As we mulled over what to do, another touring cyclist rolled up to the store, coming from the opposite direction. Dan, from Utah, had just ridden from Fargo and was on his way to the east coast. We invited him to sit with us and we shared our predicament. He was also looking for somewhere to stay here, but we feared he’d have to keep cycling to the RV park we’d seen about 15kms back, or head to Pelican Rapids, making it a pretty long day.
While we weighed our options, a lady who had been loading cakes from her car into the store came over and introduced herself. Becky had been curious as to what we were doing. We told her we’d been looking for a place to camp, but without any luck. She sat down beside us and cracked a wide grin, “why don’t you come down to the lake and stay with me?” she suggested. “You can camp on my front lawn on the lake’s edge”. We looked at each other, even Dan seemed a bit surprised. “Are you sure you want three complete strangers staying at your place tonight?” It was a fair question. She had already told us she was alone down there, as her husband was away on a fishing trip. Becky was unperturbed, “Of course not,” she said, “I’ve even done it before”. We were pretty sure she had too.
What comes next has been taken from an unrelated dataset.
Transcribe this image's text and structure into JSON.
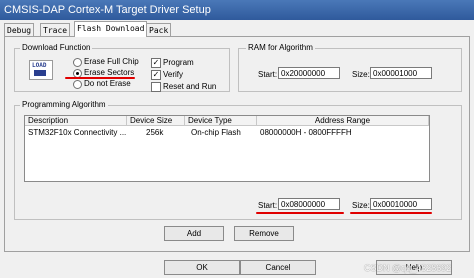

Her enthusiasm was infectious, she had already sold us on the idea. She told us she had put up two German boys about 11 years ago, who had been cycling across the country, and what a great experience it was for her. They had been gracious guests and still kept in contact with her. Not having the courage to travel herself, she was drawn to adventurous characters, and we fitted the bill perfectly for her.
We got our gear together, bought some beers and followed her in her car down to her house by the lake. It was a bit further than we had envisioned, but it was right on the lake as she had said, and she had a massive expanse of lawn running right down to the water’s edge. It was amazing. Serendipity had stepped in once again. There we were one minute, looking as though we’d rough camp somewhere off the side of the road tonight, then the next minute, here we are with a gorgeous view by the lake’s edge enjoying a beer in the well-placed deck chairs.
Once we unpacked, Becky called her father, Frank, to come down and meet us. Frank was getting on but was a genius at constructing things. He’d made a few of his own planes in his time and had taught Becky how to fly them. Wow! these people were so interesting. When Becky suggested we go and see her Tiny House in the woods, we figured it must be pretty good. All thoughts about her being an axe murderer were put aside and we were keen to see what she had constructed.
With Dan in tow, and a beer each, we drove up to the nearby forest on the edge of a landing strip. The whole area was owned by a local who Becky did work for and he let her put her Tiny House on it. The house itself was no bigger than a freight container and had wheels and axles so it could be moved. But Becky has no intention of moving it any time soon. It had been placed right amongst the trees and near to the edge of the airstrip. You wouldn’t see it from the road, but it was placed so one end had a view out over the airstrip to the lake.
Inside had everything you would need to stay for a few days (or even longer). She had a small library so herself and her nieces could read when they visited. She even had a craft corner where they could keep themselves amused on their visits. A portaloo and a water tank meant she could stay overnight and she used white fuel for cooking and lighting.
What an amazingly resourceful lady! We feel very lucky to get to meet some very special people on our travels, and, like Becky, the more special they are, the more unassuming they are. We now understand how the German boys must have felt, and we too will be keeping in contact with this unique lady.